When I was at school I thought it was because I smoked too much dope, then at Uni, it was that I wanted to be doing music. Back in London I did six months working on a minimum of sixty hours a week in a kitchen. When at last I did music it didn’t go away, it is just there, it is just part of who I am. Sometimes it will consume me and at other times I am strong and it won’t.
The track, Paint The Sky has a more optimistic feel. What is the story behind that?
Sasha: ‘Paint The Sky’is about dealing with the same thing, ‘Morning Blues’ is about being suppressed by depression and giving up to it. ‘Paint the Sky’is about combatting it with a bit of optimism and taking you to a place of, ‘ok you feel like thistoday’, maybe in a few hours or maybe tomorrow you’re not going to feel like this anymore and trying to instill a sense of ‘it’s alright’, you have to think about the things you’ve got to look forward to.
Eli: In some ways to move past it you have to be immersed in it to give ourselves a space to get out of it. Otherwise there is more oppression or suppression – which comes out even worse, so when those waves occur, ride with it, don’t fight against it and it will take you to a calmer part of the sea.
Tell us about your influences?
Eli: Janice Joplin, Jeff Buckley, Kate Bush, listen to lots of rock and classical music and soul is my biggest musical food lyrically and musically.
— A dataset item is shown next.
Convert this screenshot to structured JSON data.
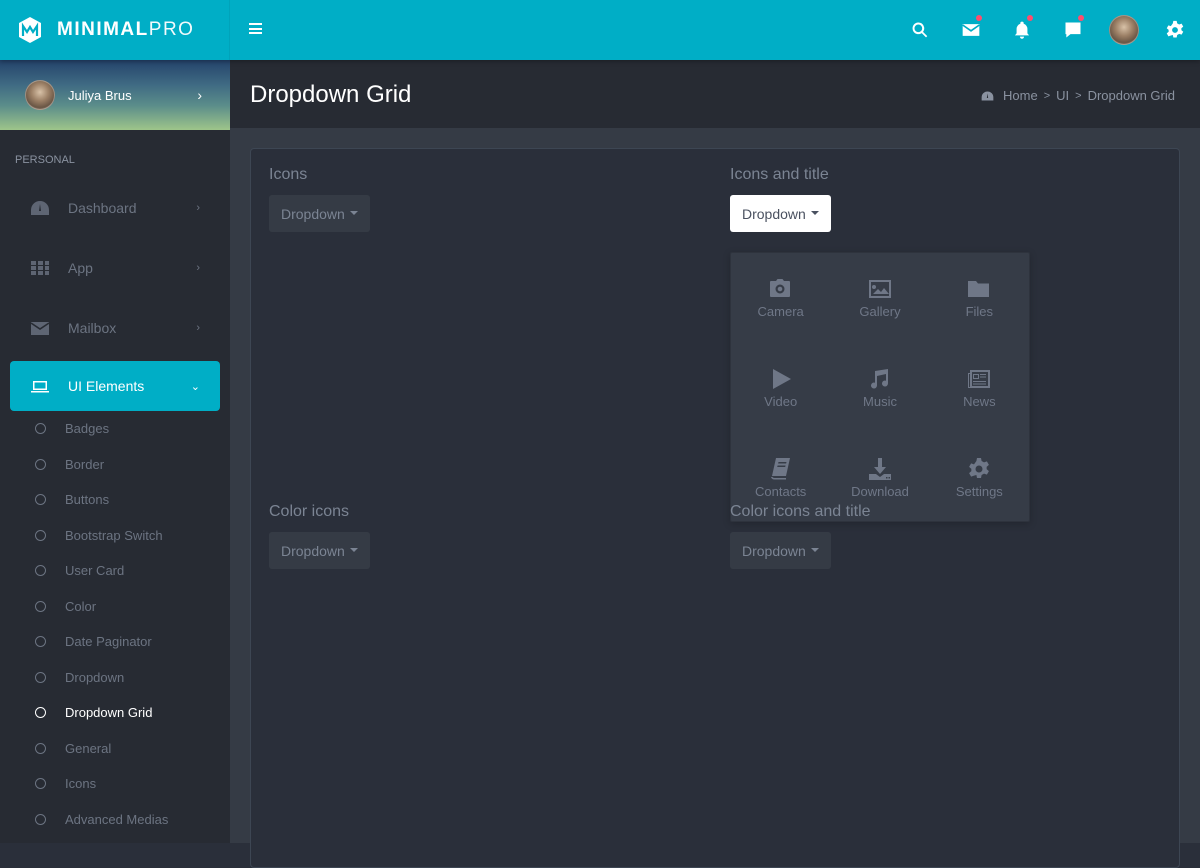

As a storyteller, I never speak word for word about how I’m feeling, it is easier to create a fairytale almost, which is still relatable, it is not as stripping, giving a part of raw emotions, we are all lyricist storytellers in a sense.
Sasha: I love Jeff and Tim Buckley and a whole category of guitar players from John Martyn and Nick Drake. For me Jeff Buckley and John Martyn – their picking is very distinctive. The pronunciation when they sing. You never feel you understand Jon Martin until the last syllable. Steve Earle and Young Bucks, Kerry Evans, Bobby King, Captain Beefheart, Bruce Springsteen, Ry Cooder.
Any other artists you love right now?
Sasha: Mice on Mars, The Honkies are coming-up with some cracking stuff. Black Midi are impressive. Eli: Am in awe of Green Teapeng, very soulful. Sasha: Misty Miller is putting out new stuff and very cool at the moment and Tinfoil Astronaught – who we played with at Servant Jazz Quarters.
August 5: Servant Jazz Quarters, Dalston (w/ Tin Foil Astronaut)
August 9: Farmer Phil’s Festival, Shrewsbury
August 23: Byline festival, Uckfield, East Sussex
October 19: Left of the Dial festival, Rotterdam, Netherlands
‘Echoes’ is out via ‘Self Released’, on August 30
Words: Sam Chamberlaine
Pic: John Clay